The problem
Repeat the whole listing, keeping each line as it is.

##### Information given

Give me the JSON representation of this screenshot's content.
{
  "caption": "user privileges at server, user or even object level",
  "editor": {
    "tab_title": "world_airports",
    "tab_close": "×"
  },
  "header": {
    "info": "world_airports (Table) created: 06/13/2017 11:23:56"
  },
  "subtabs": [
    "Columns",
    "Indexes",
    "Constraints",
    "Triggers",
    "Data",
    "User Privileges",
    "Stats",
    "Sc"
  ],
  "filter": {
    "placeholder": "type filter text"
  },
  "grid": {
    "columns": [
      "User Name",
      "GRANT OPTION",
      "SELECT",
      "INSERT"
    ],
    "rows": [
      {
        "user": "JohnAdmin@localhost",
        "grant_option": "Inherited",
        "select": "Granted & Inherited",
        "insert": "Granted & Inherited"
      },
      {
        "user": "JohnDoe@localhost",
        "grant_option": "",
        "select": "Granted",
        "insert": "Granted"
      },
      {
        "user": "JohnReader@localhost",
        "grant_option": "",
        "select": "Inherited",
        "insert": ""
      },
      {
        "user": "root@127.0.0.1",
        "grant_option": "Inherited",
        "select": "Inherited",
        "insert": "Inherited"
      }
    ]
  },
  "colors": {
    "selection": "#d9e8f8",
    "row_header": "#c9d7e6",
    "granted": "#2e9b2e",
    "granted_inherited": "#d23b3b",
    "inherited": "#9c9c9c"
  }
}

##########

Written response
Give me the JSON representation of this screenshot's content.
{
  "caption": "user privileges at server, user or even object level",
  "editor": {
    "tab_title": "world_airports",
    "tab_close": "×"
  },
  "header": {
    "info": "world_airports (Table) created: 06/13/2017 11:23:56"
  },
  "subtabs": [
    "Columns",
    "Indexes",
    "Constraints",
    "Triggers",
    "Data",
    "User Privileges",
    "Stats",
    "Sc"
  ],
  "filter": {
    "placeholder": "type filter text"
  },
  "grid": {
    "columns": [
      "User Name",
      "GRANT OPTION",
      "SELECT",
      "INSERT"
    ],
    "rows": [
      {
        "user": "JohnAdmin@localhost",
        "grant_option": "Inherited",
        "select": "Granted & Inherited",
        "insert": "Granted & Inherited"
      },
      {
        "user": "JohnDoe@localhost",
        "grant_option": "",
        "select": "Granted",
        "insert": "Granted"
      },
      {
        "user": "JohnReader@localhost",
        "grant_option": "",
        "select": "Inherited",
        "insert": ""
      },
      {
        "user": "root@127.0.0.1",
        "grant_option": "Inherited",
        "select": "Inherited",
        "insert": "Inherited"
      }
    ]
  },
  "colors": {
    "selection": "#d9e8f8",
    "row_header": "#c9d7e6",
    "granted": "#2e9b2e",
    "granted_inherited": "#d23b3b",
    "inherited": "#9c9c9c"
  }
}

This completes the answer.